After you've cleared Fillmore's town of Demon portals, the second Act's entrance is revealed.
Once you enter the second act and possess another conveniently placed hero statue, you're greeted with dark, dingy, dripping caves. The level is filled with slithering slugs, demon statues shooting fireballs, Lion Facades dropping magic murder balls down walls, dagger throwing imps and sword-weilding skeleton dinosaurs. The music here is a brass- and woodwind-filled piece. It evokes a feeling of mystery, claustrophobia, and vague sense of unease with its short, punctuated notes. It's quite understated and the melody is haunting.
At the end of Fillmore Act 2, you fight a big-ass minotaur that hurls ethereal axes and jumps around everywhere while a trippy space-warping background tries to distract you. It's not fun. And this is the easiest Act 2 boss in the game!
It's tempting to go track-by-track because everything is just so good, but I'm only gonna mention 2 more and then I'll be done.
First up is the music you'll first encounter on your trip to the second region, Bloodpool.
Continuing with the amazing orchestral soundtrack, this piece is completely in your face with its intensity. This song lets you know that shit's real and you need to move, move, move. There's a sense of urgency and real danger in its blasting brass lead and driving beat. It also wouldn't be out of place in a Star Wars flick. This song is probably the second most common one you'll hear, as it is used in several of the action levels (Fillmore Act 2 is used a lot, too).
The final piece I want to touch on is a huge step back in intensity from all the action sequences. In one of the regions you'll be responsible for managing, the people discover music. They give you, their God, this music as a gift.
This is a song I could listen to for hours. It's a beautiful string piece, calm, reassuring, and a little bit sad. It's the kind of song that would work perfectly as a music box. The gift of music that you are given is actually used in a town you saved previously when its citizens become angry and hostile, reusing to work. The music calms their anger and the people are once again happy. This may be my favorite piece in the entire soundtrack, short as it is.
Well, there it is. Some of the highlights of the phenomenal ActRaiser OST. There are more stunning songs int eh game. Northwall's Act 1 is a good one as well. I didn't really focus on the boss music as, while great, it's not anything that would stand out from a lot of boss battle music in games of the era. If you're interested in hearing the rest of the tracks, here's a handy YouTube playlist!
And you know what? Here's a bonus! Remember how, at the beginning, I mentioned Yuzo Koshiro being known for composing everything on an old Yamaha keyboard? Well, it applies to ActRaiser, too! Here's an album of his original compositions, including some that weren't in the original game! Hearing what some of these songs could have sounded like on the Sega Genesis is a trip.

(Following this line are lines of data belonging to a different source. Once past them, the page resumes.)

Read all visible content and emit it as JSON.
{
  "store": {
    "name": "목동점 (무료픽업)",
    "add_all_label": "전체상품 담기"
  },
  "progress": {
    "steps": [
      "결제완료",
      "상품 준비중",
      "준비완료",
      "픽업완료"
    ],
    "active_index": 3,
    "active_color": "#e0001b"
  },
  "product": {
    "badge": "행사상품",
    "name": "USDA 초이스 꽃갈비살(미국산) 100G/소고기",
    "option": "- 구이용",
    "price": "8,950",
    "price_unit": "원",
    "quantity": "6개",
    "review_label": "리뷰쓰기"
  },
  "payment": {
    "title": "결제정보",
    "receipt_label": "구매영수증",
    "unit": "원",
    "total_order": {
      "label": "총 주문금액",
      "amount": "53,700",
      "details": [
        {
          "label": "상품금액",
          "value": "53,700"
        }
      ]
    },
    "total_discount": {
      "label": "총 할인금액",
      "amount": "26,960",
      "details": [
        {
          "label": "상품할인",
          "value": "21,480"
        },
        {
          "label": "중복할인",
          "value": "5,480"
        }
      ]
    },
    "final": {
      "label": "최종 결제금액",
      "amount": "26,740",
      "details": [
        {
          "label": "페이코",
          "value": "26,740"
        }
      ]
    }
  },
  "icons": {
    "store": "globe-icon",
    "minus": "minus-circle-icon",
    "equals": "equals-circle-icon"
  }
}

Finally, I promised you all a sweet cover. There are so many good ones that I could showcase, but I'm gonna go with my personal favorite. Teddy's Bread by Stemage and chunkstyle (of Metroid Metal internet fame):
And that's it! I hope this long-ass read got you interested in checking out the soundtracks of some quality games yourselves or at least inspired you to appreciate what the composers of these games have done. Sure, throwing on a Spotify playlist is great, but there's some truly amazing stuff right in that wonderful console of yours!
What do you all think? Is this a series you'd be interested in me continuing? Do you have any favorite game soundtracks? If you do, let me know! I love talking about VGM!